THE PROBLEM:
Go through the material line by line. Say how many lines contain the word "icon", and give nothing more.

DATASET ENTRIES:
★ ★ ★

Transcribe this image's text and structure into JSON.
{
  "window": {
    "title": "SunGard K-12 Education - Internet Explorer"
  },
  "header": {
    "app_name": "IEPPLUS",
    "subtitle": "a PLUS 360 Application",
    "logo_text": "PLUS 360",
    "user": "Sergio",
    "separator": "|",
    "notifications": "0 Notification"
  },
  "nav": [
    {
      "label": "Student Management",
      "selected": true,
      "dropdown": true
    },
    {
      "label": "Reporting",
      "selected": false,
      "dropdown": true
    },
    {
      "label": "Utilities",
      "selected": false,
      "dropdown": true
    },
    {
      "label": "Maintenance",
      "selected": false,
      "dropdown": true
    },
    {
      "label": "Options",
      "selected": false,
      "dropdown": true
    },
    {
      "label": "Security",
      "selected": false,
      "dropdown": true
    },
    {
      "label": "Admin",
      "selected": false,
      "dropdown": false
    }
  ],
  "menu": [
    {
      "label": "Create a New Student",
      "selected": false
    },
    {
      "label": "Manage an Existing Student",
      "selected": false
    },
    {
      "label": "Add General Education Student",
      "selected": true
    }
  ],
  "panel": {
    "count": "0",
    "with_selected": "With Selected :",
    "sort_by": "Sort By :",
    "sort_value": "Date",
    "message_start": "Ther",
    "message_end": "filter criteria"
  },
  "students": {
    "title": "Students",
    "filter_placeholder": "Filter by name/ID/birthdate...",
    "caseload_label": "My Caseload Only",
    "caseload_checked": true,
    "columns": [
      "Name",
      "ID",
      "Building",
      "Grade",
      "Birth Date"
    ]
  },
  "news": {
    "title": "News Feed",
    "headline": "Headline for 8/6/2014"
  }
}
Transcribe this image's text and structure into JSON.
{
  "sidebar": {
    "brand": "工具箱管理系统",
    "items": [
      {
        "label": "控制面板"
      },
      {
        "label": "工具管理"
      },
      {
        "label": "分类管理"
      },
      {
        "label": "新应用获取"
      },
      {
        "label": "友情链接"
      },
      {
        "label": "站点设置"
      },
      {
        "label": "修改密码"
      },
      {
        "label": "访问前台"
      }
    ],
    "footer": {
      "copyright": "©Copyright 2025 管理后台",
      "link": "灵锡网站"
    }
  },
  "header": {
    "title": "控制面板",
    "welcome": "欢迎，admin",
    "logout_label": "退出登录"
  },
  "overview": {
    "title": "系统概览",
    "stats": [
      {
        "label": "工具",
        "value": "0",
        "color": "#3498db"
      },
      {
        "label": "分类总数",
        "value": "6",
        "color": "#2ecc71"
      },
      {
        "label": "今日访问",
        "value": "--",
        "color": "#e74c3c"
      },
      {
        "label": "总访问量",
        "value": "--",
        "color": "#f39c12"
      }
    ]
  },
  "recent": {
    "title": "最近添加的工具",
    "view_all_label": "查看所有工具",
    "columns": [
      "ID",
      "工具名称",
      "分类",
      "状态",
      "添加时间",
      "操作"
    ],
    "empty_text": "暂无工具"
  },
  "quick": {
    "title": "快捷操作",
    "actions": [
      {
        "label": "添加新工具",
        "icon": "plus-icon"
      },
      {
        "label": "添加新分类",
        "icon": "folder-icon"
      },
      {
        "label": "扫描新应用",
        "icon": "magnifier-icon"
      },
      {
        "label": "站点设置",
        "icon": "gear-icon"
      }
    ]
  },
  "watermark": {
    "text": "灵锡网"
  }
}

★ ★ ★

TASK RESPONSE:
4